* About this task *
Output all the entries below. Each must match exactly.
===== Exercise input
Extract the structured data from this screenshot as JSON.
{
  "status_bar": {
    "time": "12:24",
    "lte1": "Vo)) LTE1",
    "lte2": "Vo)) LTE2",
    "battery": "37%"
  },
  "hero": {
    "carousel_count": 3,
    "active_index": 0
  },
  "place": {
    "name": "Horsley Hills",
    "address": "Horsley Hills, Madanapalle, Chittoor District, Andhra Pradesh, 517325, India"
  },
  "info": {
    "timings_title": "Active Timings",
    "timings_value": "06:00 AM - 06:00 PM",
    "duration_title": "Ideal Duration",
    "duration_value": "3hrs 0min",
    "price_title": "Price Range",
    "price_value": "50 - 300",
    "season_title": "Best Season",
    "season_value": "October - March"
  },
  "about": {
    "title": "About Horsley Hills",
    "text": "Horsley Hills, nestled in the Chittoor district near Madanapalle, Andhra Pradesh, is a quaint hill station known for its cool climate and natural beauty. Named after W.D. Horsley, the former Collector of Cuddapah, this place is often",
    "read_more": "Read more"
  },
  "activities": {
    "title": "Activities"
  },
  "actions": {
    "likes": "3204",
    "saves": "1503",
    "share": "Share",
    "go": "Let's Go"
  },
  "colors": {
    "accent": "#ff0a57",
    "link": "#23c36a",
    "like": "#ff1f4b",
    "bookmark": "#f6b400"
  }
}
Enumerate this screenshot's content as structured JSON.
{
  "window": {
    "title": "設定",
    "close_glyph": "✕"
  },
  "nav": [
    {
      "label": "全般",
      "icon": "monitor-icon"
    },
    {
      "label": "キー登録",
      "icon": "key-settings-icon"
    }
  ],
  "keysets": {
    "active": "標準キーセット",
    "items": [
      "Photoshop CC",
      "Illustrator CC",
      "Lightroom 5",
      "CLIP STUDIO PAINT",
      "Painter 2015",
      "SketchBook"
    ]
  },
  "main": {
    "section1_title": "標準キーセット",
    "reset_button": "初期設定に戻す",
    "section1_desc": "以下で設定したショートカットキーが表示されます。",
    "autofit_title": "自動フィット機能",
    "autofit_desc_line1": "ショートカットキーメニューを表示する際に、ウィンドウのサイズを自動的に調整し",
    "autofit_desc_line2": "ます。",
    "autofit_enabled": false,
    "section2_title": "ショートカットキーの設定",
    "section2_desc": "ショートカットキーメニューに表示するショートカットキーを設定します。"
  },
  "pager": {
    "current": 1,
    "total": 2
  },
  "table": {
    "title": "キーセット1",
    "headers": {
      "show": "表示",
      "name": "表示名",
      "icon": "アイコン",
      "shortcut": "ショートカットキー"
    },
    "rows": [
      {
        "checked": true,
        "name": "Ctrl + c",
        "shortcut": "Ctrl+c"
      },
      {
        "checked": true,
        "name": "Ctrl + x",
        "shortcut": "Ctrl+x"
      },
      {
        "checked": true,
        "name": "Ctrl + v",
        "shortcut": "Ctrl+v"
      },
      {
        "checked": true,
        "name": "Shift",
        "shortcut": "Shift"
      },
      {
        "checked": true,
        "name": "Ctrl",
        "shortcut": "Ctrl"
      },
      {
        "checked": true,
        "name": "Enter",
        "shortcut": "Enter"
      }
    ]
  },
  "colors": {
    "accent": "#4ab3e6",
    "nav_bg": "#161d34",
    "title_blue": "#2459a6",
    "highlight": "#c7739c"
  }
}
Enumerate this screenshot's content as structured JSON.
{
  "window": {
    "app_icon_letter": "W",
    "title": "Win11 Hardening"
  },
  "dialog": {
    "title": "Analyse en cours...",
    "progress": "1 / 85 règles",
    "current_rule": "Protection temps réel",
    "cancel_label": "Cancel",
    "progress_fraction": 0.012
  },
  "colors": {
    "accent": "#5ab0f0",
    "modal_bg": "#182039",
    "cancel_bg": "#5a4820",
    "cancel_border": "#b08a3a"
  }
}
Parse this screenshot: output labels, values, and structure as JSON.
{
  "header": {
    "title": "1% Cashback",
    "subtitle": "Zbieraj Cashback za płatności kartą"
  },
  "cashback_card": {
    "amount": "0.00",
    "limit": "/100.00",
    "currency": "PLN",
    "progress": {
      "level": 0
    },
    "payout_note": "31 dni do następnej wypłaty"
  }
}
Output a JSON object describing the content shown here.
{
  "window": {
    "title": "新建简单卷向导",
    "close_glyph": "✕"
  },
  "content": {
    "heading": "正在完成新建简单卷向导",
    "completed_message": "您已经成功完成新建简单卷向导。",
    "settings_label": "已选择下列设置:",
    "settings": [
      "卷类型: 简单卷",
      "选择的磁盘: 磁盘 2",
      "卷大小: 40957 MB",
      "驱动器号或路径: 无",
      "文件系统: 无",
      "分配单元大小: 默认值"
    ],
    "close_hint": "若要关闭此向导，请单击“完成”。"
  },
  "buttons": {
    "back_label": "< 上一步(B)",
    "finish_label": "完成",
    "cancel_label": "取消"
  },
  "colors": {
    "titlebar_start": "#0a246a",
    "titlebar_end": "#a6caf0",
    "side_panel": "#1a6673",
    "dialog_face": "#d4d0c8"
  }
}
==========
* Exercise response *
Extract the structured data from this screenshot as JSON.
{
  "status_bar": {
    "time": "12:24",
    "lte1": "Vo)) LTE1",
    "lte2": "Vo)) LTE2",
    "battery": "37%"
  },
  "hero": {
    "carousel_count": 3,
    "active_index": 0
  },
  "place": {
    "name": "Horsley Hills",
    "address": "Horsley Hills, Madanapalle, Chittoor District, Andhra Pradesh, 517325, India"
  },
  "info": {
    "timings_title": "Active Timings",
    "timings_value": "06:00 AM - 06:00 PM",
    "duration_title": "Ideal Duration",
    "duration_value": "3hrs 0min",
    "price_title": "Price Range",
    "price_value": "50 - 300",
    "season_title": "Best Season",
    "season_value": "October - March"
  },
  "about": {
    "title": "About Horsley Hills",
    "text": "Horsley Hills, nestled in the Chittoor district near Madanapalle, Andhra Pradesh, is a quaint hill station known for its cool climate and natural beauty. Named after W.D. Horsley, the former Collector of Cuddapah, this place is often",
    "read_more": "Read more"
  },
  "activities": {
    "title": "Activities"
  },
  "actions": {
    "likes": "3204",
    "saves": "1503",
    "share": "Share",
    "go": "Let's Go"
  },
  "colors": {
    "accent": "#ff0a57",
    "link": "#23c36a",
    "like": "#ff1f4b",
    "bookmark": "#f6b400"
  }
}
Enumerate this screenshot's content as structured JSON.
{
  "window": {
    "title": "設定",
    "close_glyph": "✕"
  },
  "nav": [
    {
      "label": "全般",
      "icon": "monitor-icon"
    },
    {
      "label": "キー登録",
      "icon": "key-settings-icon"
    }
  ],
  "keysets": {
    "active": "標準キーセット",
    "items": [
      "Photoshop CC",
      "Illustrator CC",
      "Lightroom 5",
      "CLIP STUDIO PAINT",
      "Painter 2015",
      "SketchBook"
    ]
  },
  "main": {
    "section1_title": "標準キーセット",
    "reset_button": "初期設定に戻す",
    "section1_desc": "以下で設定したショートカットキーが表示されます。",
    "autofit_title": "自動フィット機能",
    "autofit_desc_line1": "ショートカットキーメニューを表示する際に、ウィンドウのサイズを自動的に調整し",
    "autofit_desc_line2": "ます。",
    "autofit_enabled": false,
    "section2_title": "ショートカットキーの設定",
    "section2_desc": "ショートカットキーメニューに表示するショートカットキーを設定します。"
  },
  "pager": {
    "current": 1,
    "total": 2
  },
  "table": {
    "title": "キーセット1",
    "headers": {
      "show": "表示",
      "name": "表示名",
      "icon": "アイコン",
      "shortcut": "ショートカットキー"
    },
    "rows": [
      {
        "checked": true,
        "name": "Ctrl + c",
        "shortcut": "Ctrl+c"
      },
      {
        "checked": true,
        "name": "Ctrl + x",
        "shortcut": "Ctrl+x"
      },
      {
        "checked": true,
        "name": "Ctrl + v",
        "shortcut": "Ctrl+v"
      },
      {
        "checked": true,
        "name": "Shift",
        "shortcut": "Shift"
      },
      {
        "checked": true,
        "name": "Ctrl",
        "shortcut": "Ctrl"
      },
      {
        "checked": true,
        "name": "Enter",
        "shortcut": "Enter"
      }
    ]
  },
  "colors": {
    "accent": "#4ab3e6",
    "nav_bg": "#161d34",
    "title_blue": "#2459a6",
    "highlight": "#c7739c"
  }
}
Enumerate this screenshot's content as structured JSON.
{
  "window": {
    "app_icon_letter": "W",
    "title": "Win11 Hardening"
  },
  "dialog": {
    "title": "Analyse en cours...",
    "progress": "1 / 85 règles",
    "current_rule": "Protection temps réel",
    "cancel_label": "Cancel",
    "progress_fraction": 0.012
  },
  "colors": {
    "accent": "#5ab0f0",
    "modal_bg": "#182039",
    "cancel_bg": "#5a4820",
    "cancel_border": "#b08a3a"
  }
}
Parse this screenshot: output labels, values, and structure as JSON.
{
  "header": {
    "title": "1% Cashback",
    "subtitle": "Zbieraj Cashback za płatności kartą"
  },
  "cashback_card": {
    "amount": "0.00",
    "limit": "/100.00",
    "currency": "PLN",
    "progress": {
      "level": 0
    },
    "payout_note": "31 dni do następnej wypłaty"
  }
}
Output a JSON object describing the content shown here.
{
  "window": {
    "title": "新建简单卷向导",
    "close_glyph": "✕"
  },
  "content": {
    "heading": "正在完成新建简单卷向导",
    "completed_message": "您已经成功完成新建简单卷向导。",
    "settings_label": "已选择下列设置:",
    "settings": [
      "卷类型: 简单卷",
      "选择的磁盘: 磁盘 2",
      "卷大小: 40957 MB",
      "驱动器号或路径: 无",
      "文件系统: 无",
      "分配单元大小: 默认值"
    ],
    "close_hint": "若要关闭此向导，请单击“完成”。"
  },
  "buttons": {
    "back_label": "< 上一步(B)",
    "finish_label": "完成",
    "cancel_label": "取消"
  },
  "colors": {
    "titlebar_start": "#0a246a",
    "titlebar_end": "#a6caf0",
    "side_panel": "#1a6673",
    "dialog_face": "#d4d0c8"
  }
}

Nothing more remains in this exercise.